Wireless headphones can be pretty expensive, but they can also be pretty damn convenient. Sometimes I don't feel like fumbling with wires, as it helps keep my setup clean, and the ability to wander around within a limited distance helps keep me in the action -- say, while I'm respawning in an FPS and grabbing a quick drink.
Every once in a while you do need to plug them back into something though, especially after some lengthy gaming sessions. The SteelSeries Wireless H does a great job of handling the power issue with two swappable battery packs -- so you're always charging a backup. I wish every wireless headset was this simple to use -- but expect to pay for the convenience.
Product: SteelSeries H Wireless Headset
Input: 3.5mm jacks with USB adapter included (wireless)
So what's the deal with this headset anyway? Well, they're basically another set of wireless headphones from SteelSeries -- except this pair will work with full feature parity on the PS4, as well as the 360 and PS3 (more on supported platforms later). With a sleek black and orange design, the H Wireless headphones look great, and have enough flash without being too flashy.
The foam headband is comfortable, but not nearly as comfy as SteelSeries' own Siberia Elites. It's adjustable, but for those of you who have bigger heads, it may fit a tad too snug. Having said that, this is one of the lightest headsets I've ever used, so other than the snugness I don't have any problems with the design. It thankfully comes with a ton of cables should you decide to hook it up to legacy devices, or essentially any other device out there with an audio port.
Sound-wise, it's a cut above the vast majority of headsets out there, but the lows weren't particularly strong during my time with it (they suffer especially on bass-heavy music during my non-gaming tests). The "H" is competent for non-gaming, but it's really build for its intended use. Still, the 7.1 virtual surround sound is near perfect in all the places it matters, as you can hear pretty much everything in any given game -- whether it's above, below, or behind you. The advertised range is 40 feet, a number that's been accurate with my tests with it, and as is the case with most wireless sets, a volume control knob is located on one of the ears.
The best part of the H Wireless unit however is the transmitter. It's a full-lit display showing everything that's going on, including the system that's being used, and the current profile. It has a convenient volume dial, as well as a power button, which allows you to access the unit's many menus. You can change practically everything audio-wise from the box, including multiple settings for different output devices. The display is only a few inches wide, but it sports plenty of real estate to clearly read every notification and not take up too much space in your setup. It can be hooked up with a standard AC power cable included in the box, or it can run directly via USB from a console.

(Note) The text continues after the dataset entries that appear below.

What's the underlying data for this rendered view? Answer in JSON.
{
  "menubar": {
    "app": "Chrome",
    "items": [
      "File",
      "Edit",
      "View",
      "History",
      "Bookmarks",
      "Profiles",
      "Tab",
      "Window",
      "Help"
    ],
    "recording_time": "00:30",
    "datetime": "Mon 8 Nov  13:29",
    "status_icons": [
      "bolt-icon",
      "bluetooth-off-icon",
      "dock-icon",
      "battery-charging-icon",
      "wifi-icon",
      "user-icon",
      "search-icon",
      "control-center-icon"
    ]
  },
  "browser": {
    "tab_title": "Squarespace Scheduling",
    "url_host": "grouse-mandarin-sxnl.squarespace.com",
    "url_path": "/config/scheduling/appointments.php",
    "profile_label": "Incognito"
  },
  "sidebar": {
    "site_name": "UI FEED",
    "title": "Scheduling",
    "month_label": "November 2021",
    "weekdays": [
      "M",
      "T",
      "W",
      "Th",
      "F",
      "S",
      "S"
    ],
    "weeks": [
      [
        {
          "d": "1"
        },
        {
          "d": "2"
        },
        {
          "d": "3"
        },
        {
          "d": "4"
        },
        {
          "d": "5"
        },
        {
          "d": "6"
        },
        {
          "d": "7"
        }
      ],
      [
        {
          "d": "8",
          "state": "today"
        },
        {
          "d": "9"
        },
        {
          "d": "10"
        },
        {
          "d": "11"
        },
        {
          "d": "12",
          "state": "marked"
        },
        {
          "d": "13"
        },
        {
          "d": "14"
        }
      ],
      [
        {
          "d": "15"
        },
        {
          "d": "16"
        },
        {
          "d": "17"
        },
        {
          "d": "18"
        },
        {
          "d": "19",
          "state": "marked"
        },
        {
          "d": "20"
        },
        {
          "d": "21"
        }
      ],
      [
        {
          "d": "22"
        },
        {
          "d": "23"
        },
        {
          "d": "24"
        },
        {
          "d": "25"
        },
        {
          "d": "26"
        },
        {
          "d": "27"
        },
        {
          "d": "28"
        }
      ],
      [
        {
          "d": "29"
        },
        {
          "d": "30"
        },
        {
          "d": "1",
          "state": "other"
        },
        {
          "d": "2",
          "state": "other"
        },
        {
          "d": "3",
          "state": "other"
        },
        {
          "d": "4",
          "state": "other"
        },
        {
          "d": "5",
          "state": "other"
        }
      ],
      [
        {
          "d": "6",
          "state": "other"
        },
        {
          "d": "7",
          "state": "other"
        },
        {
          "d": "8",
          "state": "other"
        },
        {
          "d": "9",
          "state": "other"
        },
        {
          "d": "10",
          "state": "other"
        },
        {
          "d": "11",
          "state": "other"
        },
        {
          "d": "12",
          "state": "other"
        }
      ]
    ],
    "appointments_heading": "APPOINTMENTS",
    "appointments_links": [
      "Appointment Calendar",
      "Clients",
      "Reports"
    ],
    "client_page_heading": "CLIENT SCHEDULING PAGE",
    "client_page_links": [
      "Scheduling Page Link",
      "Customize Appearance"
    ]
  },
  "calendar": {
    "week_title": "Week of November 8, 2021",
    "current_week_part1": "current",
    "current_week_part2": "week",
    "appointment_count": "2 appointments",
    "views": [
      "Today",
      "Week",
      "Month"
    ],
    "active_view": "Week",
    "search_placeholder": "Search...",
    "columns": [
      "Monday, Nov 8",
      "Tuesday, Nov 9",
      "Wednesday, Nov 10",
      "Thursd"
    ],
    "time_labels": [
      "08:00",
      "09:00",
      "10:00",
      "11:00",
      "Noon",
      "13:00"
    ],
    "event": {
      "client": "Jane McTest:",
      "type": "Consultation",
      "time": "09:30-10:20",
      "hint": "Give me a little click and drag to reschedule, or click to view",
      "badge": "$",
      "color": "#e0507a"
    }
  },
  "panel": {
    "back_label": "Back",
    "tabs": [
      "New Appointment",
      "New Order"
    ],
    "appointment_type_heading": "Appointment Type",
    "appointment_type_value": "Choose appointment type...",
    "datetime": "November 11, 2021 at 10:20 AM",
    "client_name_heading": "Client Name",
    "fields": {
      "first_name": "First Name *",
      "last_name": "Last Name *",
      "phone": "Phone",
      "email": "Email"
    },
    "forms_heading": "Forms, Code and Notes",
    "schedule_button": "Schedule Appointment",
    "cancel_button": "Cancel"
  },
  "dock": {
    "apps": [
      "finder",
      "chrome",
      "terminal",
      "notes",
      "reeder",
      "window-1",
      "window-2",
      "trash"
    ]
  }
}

Then you have my second favorite function -- the dual battery system. Built into one ear of the Wireless H and the transmitter itself is a tiny slit for the two included battery packs. This ensures that at any given time, your set is charging, which is a really nice touch. The transmitter shows your battery level, giving you plenty of opportunities to pause the game and quickly pop out the fresh battery pack. As someone who's dealt with failing wireless headphones in many online games leading me to rush for a charging cord, this small feature is a godsend. It also helps that the set has a whopping 20 hours of charge per lihium-ion battery.
So what platforms are supported? Basically everything from Android, iOS, PS3, Xbox 360, to PCs, up to and including the PlayStation 4 (the Wii U doesn't have an optical port). It does pull audio from the Xbox One, but it doesn't work with the chat function -- nothing will, actually, until Microsoft finishes their development of the chat adapter. I've been using these on my PlayStation 4 for the past week, and they work like a dream.
The retractable mic is perfect as well, as I don't even notice it when it's slipped into the headset -- it also glows red while muted, which is a nice touch. Voice chat sounds crystal clear, and the addition of ChatMix allows for a great balance of voice effects and in-game sound.
At $299.99, the H Wireless set is a cut above the median price for other wireless headsets -- a headset that by its very definition of lacking wires, is typically inferior in sound quality. The good news is it's future proof, and as soon as Microsoft gets to work on a chat converter, it'll function on basically every modern gaming platform. The dual-battery concept is also genius, and ensures that you can stay truly "wireless" at all times. All in all this is my new favorite headset for my gaming needs, but it doesn't do a whole lot more than existing sets for the price.
For those who find the price point to be a little too rich, Turtle Beach and Astro offer more affordable wireless options. Or just deal with wires, pay less, and get better sound quality.
can cause it. You can fix it by adding *.disqus.com to your whitelists.